= PROMPT =
Search the records below for the string "unreachable", and report each line that contains it.

= Website and app data records =
- Opening Delimiter -
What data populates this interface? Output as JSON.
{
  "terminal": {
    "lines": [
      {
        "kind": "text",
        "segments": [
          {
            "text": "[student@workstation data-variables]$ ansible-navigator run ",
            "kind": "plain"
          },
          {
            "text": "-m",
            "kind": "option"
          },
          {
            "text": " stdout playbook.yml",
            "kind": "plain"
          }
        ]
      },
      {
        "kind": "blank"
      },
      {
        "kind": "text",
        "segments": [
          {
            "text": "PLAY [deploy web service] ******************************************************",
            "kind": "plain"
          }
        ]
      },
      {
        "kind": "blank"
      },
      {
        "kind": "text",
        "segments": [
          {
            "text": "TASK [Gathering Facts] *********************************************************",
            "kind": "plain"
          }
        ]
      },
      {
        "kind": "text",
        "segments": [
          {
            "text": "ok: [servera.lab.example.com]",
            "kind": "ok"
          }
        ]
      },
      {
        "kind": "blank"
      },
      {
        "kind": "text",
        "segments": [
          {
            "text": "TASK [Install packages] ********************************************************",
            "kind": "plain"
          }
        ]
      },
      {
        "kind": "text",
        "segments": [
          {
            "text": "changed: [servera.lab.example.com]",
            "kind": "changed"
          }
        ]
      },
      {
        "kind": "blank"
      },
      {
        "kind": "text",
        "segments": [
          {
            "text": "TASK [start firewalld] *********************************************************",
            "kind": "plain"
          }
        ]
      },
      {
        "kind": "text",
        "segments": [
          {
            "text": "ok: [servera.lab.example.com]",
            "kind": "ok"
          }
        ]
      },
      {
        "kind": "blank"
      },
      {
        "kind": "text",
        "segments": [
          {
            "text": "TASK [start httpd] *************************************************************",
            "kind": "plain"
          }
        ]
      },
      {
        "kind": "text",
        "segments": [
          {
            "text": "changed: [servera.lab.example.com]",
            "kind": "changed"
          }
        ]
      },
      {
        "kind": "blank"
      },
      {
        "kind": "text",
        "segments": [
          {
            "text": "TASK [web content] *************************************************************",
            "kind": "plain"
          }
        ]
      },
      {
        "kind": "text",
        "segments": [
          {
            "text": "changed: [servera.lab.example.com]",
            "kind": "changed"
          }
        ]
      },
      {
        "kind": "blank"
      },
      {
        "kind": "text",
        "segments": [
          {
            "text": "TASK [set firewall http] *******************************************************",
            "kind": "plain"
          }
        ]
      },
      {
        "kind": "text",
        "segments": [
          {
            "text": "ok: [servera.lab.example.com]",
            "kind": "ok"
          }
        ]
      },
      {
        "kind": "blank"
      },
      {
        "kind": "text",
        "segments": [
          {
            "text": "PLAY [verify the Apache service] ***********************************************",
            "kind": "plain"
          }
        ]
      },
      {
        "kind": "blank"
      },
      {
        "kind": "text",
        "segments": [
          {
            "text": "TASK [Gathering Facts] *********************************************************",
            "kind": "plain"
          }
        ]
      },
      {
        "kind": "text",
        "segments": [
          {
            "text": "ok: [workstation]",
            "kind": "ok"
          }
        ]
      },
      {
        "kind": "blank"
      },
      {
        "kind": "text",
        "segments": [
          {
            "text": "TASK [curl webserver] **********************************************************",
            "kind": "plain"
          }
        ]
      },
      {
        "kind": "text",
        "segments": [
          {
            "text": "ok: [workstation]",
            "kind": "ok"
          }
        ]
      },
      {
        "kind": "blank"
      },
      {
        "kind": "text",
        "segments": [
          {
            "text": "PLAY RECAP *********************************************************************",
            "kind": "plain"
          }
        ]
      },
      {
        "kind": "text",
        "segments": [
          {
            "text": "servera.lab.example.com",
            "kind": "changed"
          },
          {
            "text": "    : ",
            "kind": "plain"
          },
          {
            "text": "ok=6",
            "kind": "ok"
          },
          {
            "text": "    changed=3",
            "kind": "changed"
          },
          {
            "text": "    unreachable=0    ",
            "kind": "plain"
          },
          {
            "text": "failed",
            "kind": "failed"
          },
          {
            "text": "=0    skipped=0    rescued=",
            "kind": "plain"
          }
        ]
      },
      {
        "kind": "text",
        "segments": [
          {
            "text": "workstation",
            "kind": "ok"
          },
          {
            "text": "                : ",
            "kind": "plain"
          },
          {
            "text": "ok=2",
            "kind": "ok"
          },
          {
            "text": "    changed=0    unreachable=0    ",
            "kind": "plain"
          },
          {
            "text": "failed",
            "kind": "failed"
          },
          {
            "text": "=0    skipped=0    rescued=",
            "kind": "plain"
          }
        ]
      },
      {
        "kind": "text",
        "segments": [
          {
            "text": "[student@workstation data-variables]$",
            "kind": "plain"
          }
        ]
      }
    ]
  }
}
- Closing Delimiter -
= TASK RESULT =
            "text": "    unreachable=0    ",
            "text": "    changed=0    unreachable=0    ",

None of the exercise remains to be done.